At the finish, the racers had to beach their Sunfish and run back up to the starting line, with lots of cheering and encouragement as each competitor arrived. Dave did really well and came in second out of eight boats, which proves that practice makes perfect...well, almost!

Friday, December 21, 2012

Launching of the Rage

The past several days have seen a flurry of activity at Lighthouse Marina and Boatyard, preparing the Abaco Rage to be put back in the water. Dave, Jim, and Will worked a whole day on repairing the mast step, reinforcing it with an aluminum plate and fiberglass work. This is where the mast sits on the keel.

The area that they have to work in is so small. Here is Jim under the deck sistering the sheer clamp.

They also had to put a bushing in the rudder gudgeon.

Yesterday was launch day and the Rage was picked up with straps attached to the forklift.

Then it was placed in the water in the travel lift well.

Next came the hard part of raising the 60 ft. mast. Normally the freight boat would do this with its crane, but today it was unavailable due to the amount of supplies being delivered (I've never seen it that full...Christmas rush time). Instead, the mast was tied to the forklift and lifted into place.

 It took a bit of maneuvering to get it in the right spot.

Meanwhile Dave held the headstay towards the stern, so that the mast couldn't fall forward.

Then it was time to sort out all the lines, stays, and shrouds.

The headstay ended up getting fouled around the top of the mast, so Rich tried lassoing it from up on the forklift.
Unfortunately that didn't work, so Dave had to once again go up in a bosun's chair and straighten it all out. It took several hours to rig everything, all the while, the bilge pump was going on every few minutes. The crew said that it takes about a week for the wood to swell up after being on dry land all summer.

What a great experience it was, watching the whole launch process.

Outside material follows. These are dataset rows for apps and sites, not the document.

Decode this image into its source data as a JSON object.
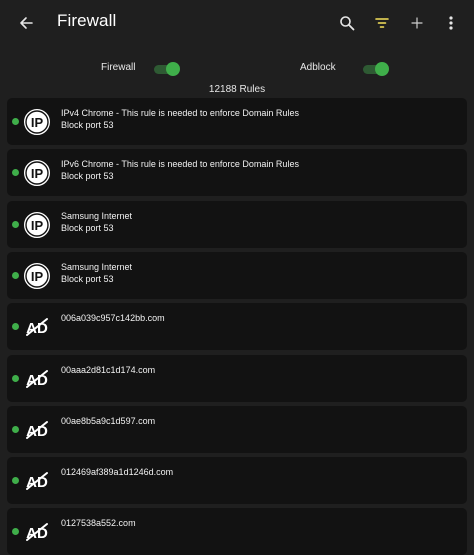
{
  "appbar": {
    "title": "Firewall",
    "back_icon": "arrow-back-icon",
    "actions": [
      "search-icon",
      "filter-icon",
      "add-icon",
      "more-vert-icon"
    ],
    "filter_color": "#f5e25b"
  },
  "toggles": {
    "firewall_label": "Firewall",
    "firewall_on": true,
    "adblock_label": "Adblock",
    "adblock_on": true
  },
  "rules_count": "12188 Rules",
  "accent": "#3fae4a",
  "rules": [
    {
      "type": "ip",
      "title": "IPv4 Chrome - This rule is needed to enforce Domain Rules",
      "detail": "Block port 53"
    },
    {
      "type": "ip",
      "title": "IPv6 Chrome - This rule is needed to enforce Domain Rules",
      "detail": "Block port 53"
    },
    {
      "type": "ip",
      "title": "Samsung Internet",
      "detail": "Block port 53"
    },
    {
      "type": "ip",
      "title": "Samsung Internet",
      "detail": "Block port 53"
    },
    {
      "type": "ad",
      "title": "006a039c957c142bb.com",
      "detail": ""
    },
    {
      "type": "ad",
      "title": "00aaa2d81c1d174.com",
      "detail": ""
    },
    {
      "type": "ad",
      "title": "00ae8b5a9c1d597.com",
      "detail": ""
    },
    {
      "type": "ad",
      "title": "012469af389a1d1246d.com",
      "detail": ""
    },
    {
      "type": "ad",
      "title": "0127538a552.com",
      "detail": ""
    }
  ]
}
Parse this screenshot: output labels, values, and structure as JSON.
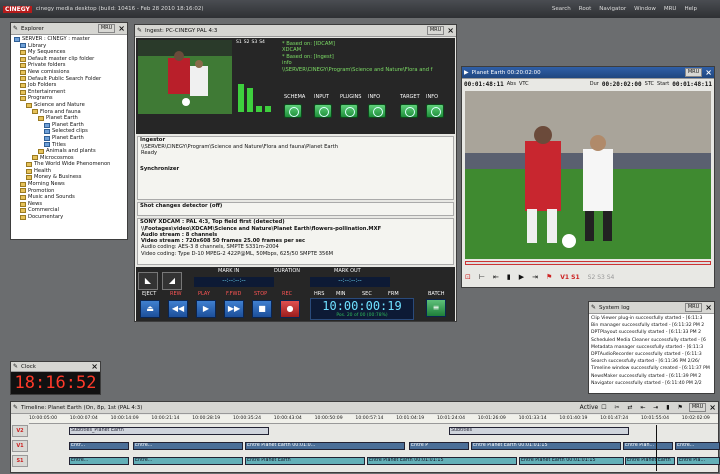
{
  "desktop": {
    "logo": "CINEGY",
    "title": "cinegy media desktop (build: 10416 - Feb 28 2010 18:16:02)",
    "menu": [
      "Search",
      "Root",
      "Navigator",
      "Window",
      "MRU",
      "Help"
    ]
  },
  "explorer": {
    "title": "Explorer",
    "mru": "MRU",
    "server": "SERVER : CINEGY : master",
    "items": [
      {
        "label": "Library",
        "indent": 1,
        "icon": "b"
      },
      {
        "label": "My Sequences",
        "indent": 1
      },
      {
        "label": "Default master clip folder",
        "indent": 1
      },
      {
        "label": "Private folders",
        "indent": 1
      },
      {
        "label": "New comissions",
        "indent": 1
      },
      {
        "label": "Default Public Search Folder",
        "indent": 1
      },
      {
        "label": "Job Folders",
        "indent": 1
      },
      {
        "label": "Entertainment",
        "indent": 1
      },
      {
        "label": "Programs",
        "indent": 1
      },
      {
        "label": "Science and Nature",
        "indent": 2
      },
      {
        "label": "Flora and fauna",
        "indent": 3
      },
      {
        "label": "Planet Earth",
        "indent": 4
      },
      {
        "label": "Planet Earth",
        "indent": 5,
        "icon": "b"
      },
      {
        "label": "Selected clips",
        "indent": 5,
        "icon": "b"
      },
      {
        "label": "Planet Earth",
        "indent": 5,
        "icon": "b"
      },
      {
        "label": "Titles",
        "indent": 5,
        "icon": "b"
      },
      {
        "label": "Animals and plants",
        "indent": 4
      },
      {
        "label": "Microcosmos",
        "indent": 3
      },
      {
        "label": "The World Wide Phenomenon",
        "indent": 2
      },
      {
        "label": "Health",
        "indent": 2
      },
      {
        "label": "Money & Business",
        "indent": 2
      },
      {
        "label": "Morning News",
        "indent": 1
      },
      {
        "label": "Promotion",
        "indent": 1
      },
      {
        "label": "Music and Sounds",
        "indent": 1
      },
      {
        "label": "News",
        "indent": 1
      },
      {
        "label": "Commercial",
        "indent": 1
      },
      {
        "label": "Documentary",
        "indent": 1
      }
    ]
  },
  "ingest": {
    "title": "Ingest: PC-CINEGY PAL 4:3",
    "mru": "MRU",
    "meters": [
      "S1",
      "S2",
      "S3",
      "S4"
    ],
    "info_lines": [
      "* Based on: [IDCAM]",
      "XDCAM",
      "* Based on: [Ingest]",
      "info",
      "\\\\SERVER\\CINEGY\\Program\\Science and Nature\\Flora and f"
    ],
    "tabs": [
      "SCHEMA",
      "INPUT",
      "PLUGINS",
      "INFO",
      "TARGET",
      "INFO"
    ],
    "ingestor": {
      "title": "Ingestor",
      "path": "\\\\SERVER\\CINEGY\\Program\\Science and Nature\\Flora and fauna\\Planet Earth",
      "status": "Ready"
    },
    "synchronizer": "Synchronizer",
    "shot_changes": "Shot changes detector (off)",
    "source": {
      "title": "SONY XDCAM : PAL 4:3, Top field first (detected)",
      "lines": [
        "\\\\Footages\\video\\XDCAM\\Science and Nature\\Planet Earth\\flowers-pollination.MXF",
        "Audio stream : 8 channels",
        "Video stream : 720x608 50 frames 25.00 frames per sec",
        "Audio coding: AES-3 8 channels, SMPTE S331m-2004",
        "Video coding: Type D-10 MPEG-2 422P@ML, 50Mbps, 625/50 SMPTE 356M"
      ]
    },
    "mark_in": "MARK IN",
    "duration": "DURATION",
    "mark_out": "MARK OUT",
    "tc_placeholder": "--:--:--:--",
    "transport": [
      "EJECT",
      "REW",
      "PLAY",
      "F.FWD",
      "STOP",
      "REC"
    ],
    "tc_labels": [
      "HRS",
      "MIN",
      "SEC",
      "FRM"
    ],
    "batch": "BATCH",
    "big_tc": "10:00:00:19",
    "big_tc_sub": "Pos. 20 of 00 (00:78%)"
  },
  "player": {
    "title": "Planet Earth 00:20:02:00",
    "mru": "MRU",
    "tc_left": "00:01:48:11",
    "abs": "Abs",
    "vtc": "VTC",
    "dur_label": "Dur",
    "dur": "00:20:02:00",
    "stc": "STC",
    "start_label": "Start",
    "tc_right": "00:01:48:11",
    "tracks": "V1 S1",
    "audio": "S2 S3 S4"
  },
  "syslog": {
    "title": "System log",
    "mru": "MRU",
    "lines": [
      "Clip Viewer plug-in successfully started - [6:11:3",
      "Bin manager successfully started - [6:11:32 PM 2",
      "DPTPlayout successfully started - [6:11:33 PM 2",
      "Scheduled Media Cleaner successfully started - [6",
      "Metadata manager successfully started - [6:11:3",
      "DPTAudioRecorder successfully started - [6:11:3",
      "Search successfully started - [6:11:36 PM 2/26/",
      "Timeline window successfully created - [6:11:37 PM",
      "NewsMaker successfully started - [6:11:39 PM 2",
      "Navigator successfully started - [6:11:40 PM 2/2"
    ]
  },
  "clock": {
    "title": "Clock",
    "time": "18:16:52"
  },
  "timeline": {
    "title": "Timeline: Planet Earth (On, 8p, 1st (PAL 4:3)",
    "active": "Active",
    "mru": "MRU",
    "ruler": [
      "10:00:05:00",
      "10:00:07:04",
      "10:00:14:09",
      "10:00:21:14",
      "10:00:28:19",
      "10:00:35:24",
      "10:00:43:04",
      "10:00:50:09",
      "10:00:57:14",
      "10:01:04:19",
      "10:01:24:04",
      "10:01:26:09",
      "10:01:33:14",
      "10:01:40:19",
      "10:01:47:24",
      "10:01:55:04",
      "10:02:02:09"
    ],
    "tracks": [
      "V2",
      "V1",
      "S1"
    ],
    "v2_clips": [
      "Subtitles_Planet Earth",
      "Subtitles"
    ],
    "v1_clips": [
      "Entr...",
      "Entre...",
      "Entre Planet Earth 00:01:0...",
      "Entre P",
      "Entre Planet Earth 00:01:01:15",
      "Entre Plan...",
      "Entre..."
    ],
    "s1_clips": [
      "Entre...",
      "Entre...",
      "Entre Planet Earth",
      "Entre Planet Earth 00:01:01:15",
      "Entre Planet Earth 00:01:01:15",
      "Entre Planet Earth",
      "Entre Pla..."
    ]
  },
  "colors": {
    "desktop": "#6b6d6f",
    "title_blue": "#2f5fa8",
    "clock_red": "#ff3a2a",
    "tc_cyan": "#6fe0ff"
  }
}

Even the boatyard manager exclaimed about how launching and rigging the Rage is like no other sailboat that he's dealt with before.

Now it proudly floats on its mooring in the harbor, ready to start racing in the Hope Town Sailing Club's winter regattas.